EXERCISE AIM — Reproduce the records below word for word.

Items from an interface collection —
::::
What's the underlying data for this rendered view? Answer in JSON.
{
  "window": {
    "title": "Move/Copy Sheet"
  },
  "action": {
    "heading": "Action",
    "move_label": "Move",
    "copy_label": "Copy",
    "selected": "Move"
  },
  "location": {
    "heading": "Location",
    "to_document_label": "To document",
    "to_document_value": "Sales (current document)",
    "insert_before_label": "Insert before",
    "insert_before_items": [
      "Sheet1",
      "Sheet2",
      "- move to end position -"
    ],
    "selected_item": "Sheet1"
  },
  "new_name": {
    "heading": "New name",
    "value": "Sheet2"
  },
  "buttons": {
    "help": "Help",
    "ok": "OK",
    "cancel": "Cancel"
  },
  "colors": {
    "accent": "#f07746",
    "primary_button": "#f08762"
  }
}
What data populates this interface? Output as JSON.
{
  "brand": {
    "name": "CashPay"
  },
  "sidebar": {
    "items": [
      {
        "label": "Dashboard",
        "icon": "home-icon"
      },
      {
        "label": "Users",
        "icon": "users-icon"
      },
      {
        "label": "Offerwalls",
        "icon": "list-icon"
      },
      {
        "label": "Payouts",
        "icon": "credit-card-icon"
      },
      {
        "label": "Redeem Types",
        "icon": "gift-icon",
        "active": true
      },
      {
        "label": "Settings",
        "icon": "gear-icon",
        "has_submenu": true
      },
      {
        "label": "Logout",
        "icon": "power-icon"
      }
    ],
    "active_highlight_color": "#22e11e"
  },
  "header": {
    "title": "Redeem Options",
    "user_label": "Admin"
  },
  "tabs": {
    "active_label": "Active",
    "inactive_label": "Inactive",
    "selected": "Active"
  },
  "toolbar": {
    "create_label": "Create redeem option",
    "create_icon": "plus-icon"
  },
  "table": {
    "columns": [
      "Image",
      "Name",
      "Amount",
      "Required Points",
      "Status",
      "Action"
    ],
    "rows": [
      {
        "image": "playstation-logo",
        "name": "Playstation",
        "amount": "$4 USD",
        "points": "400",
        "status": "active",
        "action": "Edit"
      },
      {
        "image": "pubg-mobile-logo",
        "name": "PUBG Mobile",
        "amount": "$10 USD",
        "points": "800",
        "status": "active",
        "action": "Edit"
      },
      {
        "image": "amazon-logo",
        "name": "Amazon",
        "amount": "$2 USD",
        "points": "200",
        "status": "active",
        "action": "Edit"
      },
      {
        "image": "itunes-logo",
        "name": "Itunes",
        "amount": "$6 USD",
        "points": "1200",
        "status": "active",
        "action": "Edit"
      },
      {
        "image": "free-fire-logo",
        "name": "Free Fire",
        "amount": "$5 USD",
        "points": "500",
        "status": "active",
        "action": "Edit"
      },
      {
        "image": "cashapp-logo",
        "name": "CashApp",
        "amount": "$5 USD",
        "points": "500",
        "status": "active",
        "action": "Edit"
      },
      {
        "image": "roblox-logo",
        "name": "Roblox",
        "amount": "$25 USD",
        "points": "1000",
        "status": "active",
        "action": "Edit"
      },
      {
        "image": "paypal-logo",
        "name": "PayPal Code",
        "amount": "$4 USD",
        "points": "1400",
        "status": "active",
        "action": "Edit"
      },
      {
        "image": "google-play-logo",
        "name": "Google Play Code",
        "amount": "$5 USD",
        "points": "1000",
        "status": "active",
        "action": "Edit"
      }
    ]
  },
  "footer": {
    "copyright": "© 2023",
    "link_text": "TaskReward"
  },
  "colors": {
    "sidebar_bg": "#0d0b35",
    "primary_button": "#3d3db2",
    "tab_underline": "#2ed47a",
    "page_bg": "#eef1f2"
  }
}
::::
WRITTEN ANSWER —
What's the underlying data for this rendered view? Answer in JSON.
{
  "window": {
    "title": "Move/Copy Sheet"
  },
  "action": {
    "heading": "Action",
    "move_label": "Move",
    "copy_label": "Copy",
    "selected": "Move"
  },
  "location": {
    "heading": "Location",
    "to_document_label": "To document",
    "to_document_value": "Sales (current document)",
    "insert_before_label": "Insert before",
    "insert_before_items": [
      "Sheet1",
      "Sheet2",
      "- move to end position -"
    ],
    "selected_item": "Sheet1"
  },
  "new_name": {
    "heading": "New name",
    "value": "Sheet2"
  },
  "buttons": {
    "help": "Help",
    "ok": "OK",
    "cancel": "Cancel"
  },
  "colors": {
    "accent": "#f07746",
    "primary_button": "#f08762"
  }
}
What data populates this interface? Output as JSON.
{
  "brand": {
    "name": "CashPay"
  },
  "sidebar": {
    "items": [
      {
        "label": "Dashboard",
        "icon": "home-icon"
      },
      {
        "label": "Users",
        "icon": "users-icon"
      },
      {
        "label": "Offerwalls",
        "icon": "list-icon"
      },
      {
        "label": "Payouts",
        "icon": "credit-card-icon"
      },
      {
        "label": "Redeem Types",
        "icon": "gift-icon",
        "active": true
      },
      {
        "label": "Settings",
        "icon": "gear-icon",
        "has_submenu": true
      },
      {
        "label": "Logout",
        "icon": "power-icon"
      }
    ],
    "active_highlight_color": "#22e11e"
  },
  "header": {
    "title": "Redeem Options",
    "user_label": "Admin"
  },
  "tabs": {
    "active_label": "Active",
    "inactive_label": "Inactive",
    "selected": "Active"
  },
  "toolbar": {
    "create_label": "Create redeem option",
    "create_icon": "plus-icon"
  },
  "table": {
    "columns": [
      "Image",
      "Name",
      "Amount",
      "Required Points",
      "Status",
      "Action"
    ],
    "rows": [
      {
        "image": "playstation-logo",
        "name": "Playstation",
        "amount": "$4 USD",
        "points": "400",
        "status": "active",
        "action": "Edit"
      },
      {
        "image": "pubg-mobile-logo",
        "name": "PUBG Mobile",
        "amount": "$10 USD",
        "points": "800",
        "status": "active",
        "action": "Edit"
      },
      {
        "image": "amazon-logo",
        "name": "Amazon",
        "amount": "$2 USD",
        "points": "200",
        "status": "active",
        "action": "Edit"
      },
      {
        "image": "itunes-logo",
        "name": "Itunes",
        "amount": "$6 USD",
        "points": "1200",
        "status": "active",
        "action": "Edit"
      },
      {
        "image": "free-fire-logo",
        "name": "Free Fire",
        "amount": "$5 USD",
        "points": "500",
        "status": "active",
        "action": "Edit"
      },
      {
        "image": "cashapp-logo",
        "name": "CashApp",
        "amount": "$5 USD",
        "points": "500",
        "status": "active",
        "action": "Edit"
      },
      {
        "image": "roblox-logo",
        "name": "Roblox",
        "amount": "$25 USD",
        "points": "1000",
        "status": "active",
        "action": "Edit"
      },
      {
        "image": "paypal-logo",
        "name": "PayPal Code",
        "amount": "$4 USD",
        "points": "1400",
        "status": "active",
        "action": "Edit"
      },
      {
        "image": "google-play-logo",
        "name": "Google Play Code",
        "amount": "$5 USD",
        "points": "1000",
        "status": "active",
        "action": "Edit"
      }
    ]
  },
  "footer": {
    "copyright": "© 2023",
    "link_text": "TaskReward"
  },
  "colors": {
    "sidebar_bg": "#0d0b35",
    "primary_button": "#3d3db2",
    "tab_underline": "#2ed47a",
    "page_bg": "#eef1f2"
  }
}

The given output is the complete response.